Pull every line with "Manage" from the data below and copy it.

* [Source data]
_____

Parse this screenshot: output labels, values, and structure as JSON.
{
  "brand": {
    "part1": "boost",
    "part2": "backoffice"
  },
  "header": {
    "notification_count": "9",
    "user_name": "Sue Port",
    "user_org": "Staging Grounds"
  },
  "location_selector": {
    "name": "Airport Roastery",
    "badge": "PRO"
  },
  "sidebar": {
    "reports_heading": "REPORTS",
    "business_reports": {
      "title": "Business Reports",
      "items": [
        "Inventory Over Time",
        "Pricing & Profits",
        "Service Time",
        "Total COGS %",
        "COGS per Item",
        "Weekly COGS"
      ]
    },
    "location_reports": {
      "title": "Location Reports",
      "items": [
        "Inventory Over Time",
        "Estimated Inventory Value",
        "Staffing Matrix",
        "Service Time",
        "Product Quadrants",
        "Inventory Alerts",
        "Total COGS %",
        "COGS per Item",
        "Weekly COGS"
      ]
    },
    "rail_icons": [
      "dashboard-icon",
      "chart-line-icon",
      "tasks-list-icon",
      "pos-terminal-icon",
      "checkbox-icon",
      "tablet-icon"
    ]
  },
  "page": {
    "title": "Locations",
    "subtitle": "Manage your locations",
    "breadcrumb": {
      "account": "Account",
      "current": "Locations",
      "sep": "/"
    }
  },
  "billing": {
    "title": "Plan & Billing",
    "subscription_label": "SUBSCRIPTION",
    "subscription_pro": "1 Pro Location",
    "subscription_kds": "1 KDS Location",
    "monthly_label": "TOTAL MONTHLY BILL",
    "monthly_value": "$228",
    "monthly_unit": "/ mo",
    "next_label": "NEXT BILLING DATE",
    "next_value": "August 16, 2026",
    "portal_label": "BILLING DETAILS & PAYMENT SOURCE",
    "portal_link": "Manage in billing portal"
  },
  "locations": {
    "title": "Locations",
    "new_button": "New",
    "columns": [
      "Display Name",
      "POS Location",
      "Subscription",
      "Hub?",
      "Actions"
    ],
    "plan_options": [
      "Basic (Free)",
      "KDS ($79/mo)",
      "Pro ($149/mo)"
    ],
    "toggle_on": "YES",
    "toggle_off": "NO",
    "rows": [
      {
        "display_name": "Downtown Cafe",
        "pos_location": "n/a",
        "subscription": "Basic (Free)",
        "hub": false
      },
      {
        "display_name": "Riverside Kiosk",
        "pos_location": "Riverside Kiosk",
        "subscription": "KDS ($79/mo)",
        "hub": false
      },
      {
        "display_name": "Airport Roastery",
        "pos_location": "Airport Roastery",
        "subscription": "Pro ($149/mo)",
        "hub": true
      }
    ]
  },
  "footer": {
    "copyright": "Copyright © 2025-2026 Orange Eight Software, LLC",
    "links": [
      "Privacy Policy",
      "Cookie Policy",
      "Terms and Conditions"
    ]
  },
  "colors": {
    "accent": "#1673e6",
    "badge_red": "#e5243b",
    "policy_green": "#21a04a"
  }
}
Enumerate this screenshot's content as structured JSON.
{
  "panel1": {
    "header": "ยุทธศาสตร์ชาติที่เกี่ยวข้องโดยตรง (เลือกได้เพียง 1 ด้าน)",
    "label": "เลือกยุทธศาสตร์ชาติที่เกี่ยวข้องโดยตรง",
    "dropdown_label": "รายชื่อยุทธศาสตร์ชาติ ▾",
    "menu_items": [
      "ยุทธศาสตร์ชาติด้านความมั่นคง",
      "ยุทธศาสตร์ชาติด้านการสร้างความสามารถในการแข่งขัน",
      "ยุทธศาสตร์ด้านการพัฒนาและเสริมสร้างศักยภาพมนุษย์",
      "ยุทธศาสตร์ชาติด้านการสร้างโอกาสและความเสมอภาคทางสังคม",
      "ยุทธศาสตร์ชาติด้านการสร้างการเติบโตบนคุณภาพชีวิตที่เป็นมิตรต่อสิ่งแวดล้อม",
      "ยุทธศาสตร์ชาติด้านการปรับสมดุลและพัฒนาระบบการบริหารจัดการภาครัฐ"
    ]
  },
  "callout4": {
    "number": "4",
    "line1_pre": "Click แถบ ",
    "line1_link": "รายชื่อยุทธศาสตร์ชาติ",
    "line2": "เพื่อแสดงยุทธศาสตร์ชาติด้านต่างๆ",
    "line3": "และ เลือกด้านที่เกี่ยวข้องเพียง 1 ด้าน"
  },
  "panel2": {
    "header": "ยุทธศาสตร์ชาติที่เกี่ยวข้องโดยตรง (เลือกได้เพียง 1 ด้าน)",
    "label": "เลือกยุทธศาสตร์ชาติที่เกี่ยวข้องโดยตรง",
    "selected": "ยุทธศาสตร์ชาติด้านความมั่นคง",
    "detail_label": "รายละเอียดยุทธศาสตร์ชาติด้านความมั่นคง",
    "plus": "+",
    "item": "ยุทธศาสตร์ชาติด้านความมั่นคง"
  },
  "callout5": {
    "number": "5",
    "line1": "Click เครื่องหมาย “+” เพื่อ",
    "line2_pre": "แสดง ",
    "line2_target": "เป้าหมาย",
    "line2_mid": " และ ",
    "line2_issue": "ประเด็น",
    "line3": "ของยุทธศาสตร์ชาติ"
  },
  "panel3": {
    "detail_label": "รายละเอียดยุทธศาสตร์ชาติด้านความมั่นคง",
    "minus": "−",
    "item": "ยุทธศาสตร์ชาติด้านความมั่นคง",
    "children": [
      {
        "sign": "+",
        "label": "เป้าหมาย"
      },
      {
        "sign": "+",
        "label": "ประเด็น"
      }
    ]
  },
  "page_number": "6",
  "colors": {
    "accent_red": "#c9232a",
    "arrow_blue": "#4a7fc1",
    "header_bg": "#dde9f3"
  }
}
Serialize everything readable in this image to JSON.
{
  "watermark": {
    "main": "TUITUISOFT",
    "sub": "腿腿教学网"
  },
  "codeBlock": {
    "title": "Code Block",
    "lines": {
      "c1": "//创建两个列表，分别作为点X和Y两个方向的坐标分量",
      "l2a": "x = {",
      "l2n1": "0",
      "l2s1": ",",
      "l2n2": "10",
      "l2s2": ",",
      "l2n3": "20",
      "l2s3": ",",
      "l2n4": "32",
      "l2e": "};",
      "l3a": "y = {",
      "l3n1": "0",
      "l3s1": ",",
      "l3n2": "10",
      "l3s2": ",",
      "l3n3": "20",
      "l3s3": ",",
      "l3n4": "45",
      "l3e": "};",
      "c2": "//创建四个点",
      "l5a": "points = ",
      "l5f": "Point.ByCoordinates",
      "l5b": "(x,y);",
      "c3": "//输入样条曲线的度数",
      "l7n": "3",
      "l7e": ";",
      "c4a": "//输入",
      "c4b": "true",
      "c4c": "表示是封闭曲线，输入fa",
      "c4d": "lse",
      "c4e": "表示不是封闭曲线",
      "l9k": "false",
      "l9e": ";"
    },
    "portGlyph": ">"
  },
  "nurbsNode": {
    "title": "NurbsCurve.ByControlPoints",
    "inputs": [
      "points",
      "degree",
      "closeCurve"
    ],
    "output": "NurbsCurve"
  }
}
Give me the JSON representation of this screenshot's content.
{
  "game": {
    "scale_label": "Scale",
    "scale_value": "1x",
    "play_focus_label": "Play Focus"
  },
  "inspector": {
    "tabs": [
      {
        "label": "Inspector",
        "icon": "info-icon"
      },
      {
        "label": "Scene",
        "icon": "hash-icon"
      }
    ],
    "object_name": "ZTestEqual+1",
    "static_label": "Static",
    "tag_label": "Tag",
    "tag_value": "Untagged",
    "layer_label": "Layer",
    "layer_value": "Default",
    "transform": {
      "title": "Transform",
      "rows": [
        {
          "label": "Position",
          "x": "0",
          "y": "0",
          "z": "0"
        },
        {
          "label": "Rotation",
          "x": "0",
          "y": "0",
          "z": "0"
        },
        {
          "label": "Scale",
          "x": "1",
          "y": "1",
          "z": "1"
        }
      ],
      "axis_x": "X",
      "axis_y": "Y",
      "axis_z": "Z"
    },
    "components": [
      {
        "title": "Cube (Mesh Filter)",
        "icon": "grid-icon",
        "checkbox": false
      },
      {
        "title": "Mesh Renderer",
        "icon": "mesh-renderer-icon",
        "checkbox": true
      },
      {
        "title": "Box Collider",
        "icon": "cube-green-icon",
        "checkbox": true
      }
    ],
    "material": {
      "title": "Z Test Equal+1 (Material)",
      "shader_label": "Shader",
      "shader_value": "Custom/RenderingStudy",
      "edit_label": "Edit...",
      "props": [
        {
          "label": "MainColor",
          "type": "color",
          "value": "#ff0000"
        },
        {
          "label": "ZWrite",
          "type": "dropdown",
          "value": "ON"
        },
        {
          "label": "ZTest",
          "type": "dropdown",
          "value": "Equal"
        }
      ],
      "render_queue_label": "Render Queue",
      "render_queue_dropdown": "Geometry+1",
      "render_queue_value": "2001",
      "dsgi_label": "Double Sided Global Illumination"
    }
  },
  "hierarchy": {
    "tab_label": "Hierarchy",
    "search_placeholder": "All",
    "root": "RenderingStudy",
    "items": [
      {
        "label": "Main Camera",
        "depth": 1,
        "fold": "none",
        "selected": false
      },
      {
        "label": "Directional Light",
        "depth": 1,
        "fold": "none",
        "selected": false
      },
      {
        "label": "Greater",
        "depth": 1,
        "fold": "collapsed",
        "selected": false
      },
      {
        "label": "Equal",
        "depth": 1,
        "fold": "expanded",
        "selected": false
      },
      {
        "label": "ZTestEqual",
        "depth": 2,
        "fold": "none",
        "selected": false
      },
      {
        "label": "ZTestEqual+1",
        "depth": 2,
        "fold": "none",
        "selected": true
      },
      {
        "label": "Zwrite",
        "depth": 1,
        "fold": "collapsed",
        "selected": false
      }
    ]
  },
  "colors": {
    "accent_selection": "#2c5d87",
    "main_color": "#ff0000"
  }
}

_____

* [Written solution]
    "subtitle": "Manage your locations",
    "portal_link": "Manage in billing portal"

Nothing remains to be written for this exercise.